• Task: What you return should be each line of the data containing the string "Departments".

══ Data records

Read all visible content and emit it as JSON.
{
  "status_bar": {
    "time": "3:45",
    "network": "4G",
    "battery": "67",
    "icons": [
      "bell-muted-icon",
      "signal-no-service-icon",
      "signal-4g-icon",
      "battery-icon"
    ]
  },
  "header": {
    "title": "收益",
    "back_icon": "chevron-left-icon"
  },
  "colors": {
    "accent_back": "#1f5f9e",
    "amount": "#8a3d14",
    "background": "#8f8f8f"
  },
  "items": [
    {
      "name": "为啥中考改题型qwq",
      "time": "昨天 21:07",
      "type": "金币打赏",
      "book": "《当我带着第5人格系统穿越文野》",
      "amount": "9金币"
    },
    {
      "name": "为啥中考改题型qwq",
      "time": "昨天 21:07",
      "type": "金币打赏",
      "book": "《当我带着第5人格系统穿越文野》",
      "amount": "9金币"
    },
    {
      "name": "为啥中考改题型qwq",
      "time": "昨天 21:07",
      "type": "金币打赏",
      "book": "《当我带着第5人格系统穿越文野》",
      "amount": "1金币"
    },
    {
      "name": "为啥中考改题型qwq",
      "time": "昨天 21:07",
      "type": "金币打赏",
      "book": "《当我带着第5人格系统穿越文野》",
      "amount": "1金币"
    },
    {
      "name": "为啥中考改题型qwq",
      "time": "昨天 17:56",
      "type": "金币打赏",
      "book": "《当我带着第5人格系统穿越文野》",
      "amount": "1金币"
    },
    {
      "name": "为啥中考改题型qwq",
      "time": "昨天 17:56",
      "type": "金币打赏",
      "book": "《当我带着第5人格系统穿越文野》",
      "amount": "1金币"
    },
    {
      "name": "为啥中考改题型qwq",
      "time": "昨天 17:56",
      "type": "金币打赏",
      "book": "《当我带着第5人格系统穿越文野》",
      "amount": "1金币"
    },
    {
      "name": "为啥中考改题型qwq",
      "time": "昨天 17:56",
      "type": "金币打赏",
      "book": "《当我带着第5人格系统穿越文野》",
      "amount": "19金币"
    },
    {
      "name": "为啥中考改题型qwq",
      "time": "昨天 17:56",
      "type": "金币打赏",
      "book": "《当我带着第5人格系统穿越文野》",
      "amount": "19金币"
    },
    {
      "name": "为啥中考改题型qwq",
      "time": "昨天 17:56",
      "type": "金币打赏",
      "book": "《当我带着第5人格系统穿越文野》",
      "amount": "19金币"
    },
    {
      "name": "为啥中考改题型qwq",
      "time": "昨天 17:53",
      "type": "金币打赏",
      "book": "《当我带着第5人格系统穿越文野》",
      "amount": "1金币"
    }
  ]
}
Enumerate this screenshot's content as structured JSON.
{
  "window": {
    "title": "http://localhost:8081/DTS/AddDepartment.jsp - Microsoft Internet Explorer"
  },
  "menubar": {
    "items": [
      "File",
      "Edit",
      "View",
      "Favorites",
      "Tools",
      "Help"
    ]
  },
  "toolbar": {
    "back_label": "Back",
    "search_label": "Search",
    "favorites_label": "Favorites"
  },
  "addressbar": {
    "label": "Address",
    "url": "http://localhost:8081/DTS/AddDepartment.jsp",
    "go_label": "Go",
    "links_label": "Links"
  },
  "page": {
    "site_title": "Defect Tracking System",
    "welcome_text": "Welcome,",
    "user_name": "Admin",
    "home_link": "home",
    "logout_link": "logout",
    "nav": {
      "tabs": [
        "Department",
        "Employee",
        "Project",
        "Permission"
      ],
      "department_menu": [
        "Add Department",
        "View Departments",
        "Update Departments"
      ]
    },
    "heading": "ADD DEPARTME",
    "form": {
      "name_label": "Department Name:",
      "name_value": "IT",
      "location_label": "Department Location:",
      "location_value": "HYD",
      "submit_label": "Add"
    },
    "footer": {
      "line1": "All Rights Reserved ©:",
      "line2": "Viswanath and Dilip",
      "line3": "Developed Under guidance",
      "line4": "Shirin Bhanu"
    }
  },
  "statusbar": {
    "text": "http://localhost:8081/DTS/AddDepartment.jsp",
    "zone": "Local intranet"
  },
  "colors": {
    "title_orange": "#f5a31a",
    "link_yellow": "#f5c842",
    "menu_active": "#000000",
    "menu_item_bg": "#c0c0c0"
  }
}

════

• Exercise solution:
        "View Departments",
        "Update Departments"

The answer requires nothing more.